What was your favorite part? Is there anything you would add to any of these articles? Have you seen anything funny in today’s newspaper you would be willing to share?
Welcome to my first ever Throwback Thursday, where I share gems from my research for my novel.
The setting of my current Work In Progress (WIP) is a city with a wealth of history to pull from, Cincinnati, Ohio. Cincinnati is known as the Queen City and more important to today’s post, the City of Seven Hills.
Drawing by Geneva South, 1972
The terrain for Cincinnati is very hilly as you can guess by the name, but not the gentle rolling hill kind where kids spend all summer rolling down until they become too dizzy to stand. Cincinnati’s hills are of the variety where trees and ravines impede your progress, where semis turn their hazard lights on because the climb to the top reduces them to a crawl.
Now step back to the Industrial Revolution, about one hundred-fifty years ago. Factories clogged the air with soot and smoke. Tuberculosis was rampant. The stench of the Erie Canal was far from pleasant. People looked to the hills for relief.
Omnibuses drawn by horses were the first transit system devised to struggle up the hills. However, drivers often had to hop out, block the wheels, and allow the horses to stop and rest before proceeding to the pristine air above. An alternative was desperately needed.
Responding to the need, business partners, Joseph Stacy Hill and George Smith, opened Cincinnati’s first incline plane on May 12, 1872. Hill top resorts, like the Lookout House and Highland House, opened and regularly drew in crowds of up to 10,000. (An upcoming post will describe the Highland House.)
Mt. Adams Incline
By the time my novel opens in 1883, Cincinnati had 4 operating inclines: The Mt. Auburn Incline (leading to the Lookout House), the Mt. Adams Incline (leading to the Highland House), the Price Hill Incline (the only double incline – one for freight and one for passengers), and the Bellevue Incline.
Interesting Tidbits and Stories
- In 1884, the price of a ride was 5¢.
- A one-way trip took 2 minutes and 20 seconds.
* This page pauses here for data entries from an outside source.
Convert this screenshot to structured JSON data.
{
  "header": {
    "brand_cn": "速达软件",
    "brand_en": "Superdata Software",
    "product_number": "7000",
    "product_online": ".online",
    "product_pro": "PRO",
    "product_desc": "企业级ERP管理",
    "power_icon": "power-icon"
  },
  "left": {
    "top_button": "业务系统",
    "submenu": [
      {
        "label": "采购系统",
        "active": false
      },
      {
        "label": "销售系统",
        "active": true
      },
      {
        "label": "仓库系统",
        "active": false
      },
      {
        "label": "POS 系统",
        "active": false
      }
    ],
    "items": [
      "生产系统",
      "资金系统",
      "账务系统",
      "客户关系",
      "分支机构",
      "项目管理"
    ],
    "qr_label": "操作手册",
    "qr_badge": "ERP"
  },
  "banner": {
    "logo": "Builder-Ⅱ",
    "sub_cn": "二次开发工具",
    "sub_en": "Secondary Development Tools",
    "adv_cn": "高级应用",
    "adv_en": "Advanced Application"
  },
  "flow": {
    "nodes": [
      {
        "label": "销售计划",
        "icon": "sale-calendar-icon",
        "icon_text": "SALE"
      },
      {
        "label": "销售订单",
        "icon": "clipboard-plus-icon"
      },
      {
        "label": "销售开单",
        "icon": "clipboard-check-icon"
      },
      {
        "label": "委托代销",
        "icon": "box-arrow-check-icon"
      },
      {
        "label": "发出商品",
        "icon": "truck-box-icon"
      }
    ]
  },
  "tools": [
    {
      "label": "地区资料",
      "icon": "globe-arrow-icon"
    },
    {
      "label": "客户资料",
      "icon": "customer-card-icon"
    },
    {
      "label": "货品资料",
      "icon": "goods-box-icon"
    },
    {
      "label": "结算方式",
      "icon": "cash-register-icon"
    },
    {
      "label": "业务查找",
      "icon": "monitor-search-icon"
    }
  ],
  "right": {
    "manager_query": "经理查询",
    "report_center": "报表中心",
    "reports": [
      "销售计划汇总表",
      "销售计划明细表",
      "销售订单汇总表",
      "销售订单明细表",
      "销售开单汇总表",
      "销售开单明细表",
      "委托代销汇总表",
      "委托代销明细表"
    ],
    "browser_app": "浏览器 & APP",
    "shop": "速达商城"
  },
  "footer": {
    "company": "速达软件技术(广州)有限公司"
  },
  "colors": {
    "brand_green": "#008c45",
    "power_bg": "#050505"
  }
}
This was repeated six times every hour, 19 hours a day.
- The Mt. Adams Incline made the trip in about 90 seconds.
Mt. Adams Incline (1906): A car is lowering down the track and will eventually become flush with the ground.
- All full crew consisted of an operator, an engineer, a fireman, two gatemen, and two carpenters. The gateman’s job was to take the tickets from the passengers in the waiting room and then escort them onto the lift.
- A telegraphic system of signal bells between the operating engineer in the powerhouse at the top of the hill and the attendant at the bottom of the station. Two bells meant “ready,” one bell signaled the doors were closed and locked (“alarm”), and three bells rang for “start.”
- The Bellevue Incline passed by McMicken Hall, the first college of the University of Cincinnati. A medical school shared a freezer for cadavers with a brewery down the hill, and young students often got a thrill from waving body parts at passengers who passed by on the incline, in particular passengers of the female variety.
Bellevue Incline: You can see McMicken Hall in the background on the right.
Although the Cincinnati inclines are no longer around, the last one having closed its doors on July 25, 2008, they are still a fascinating part of history.
What was your favorite tidbit? Do you have any tidbits? How do you think inclines might play a part in my Work In Progress?
*All pictures were retrieved from: http://retro.cincinnati.com/Topics/Gallery/Cincinnati-Inclines#The Highland House. Visit there to see more pictures.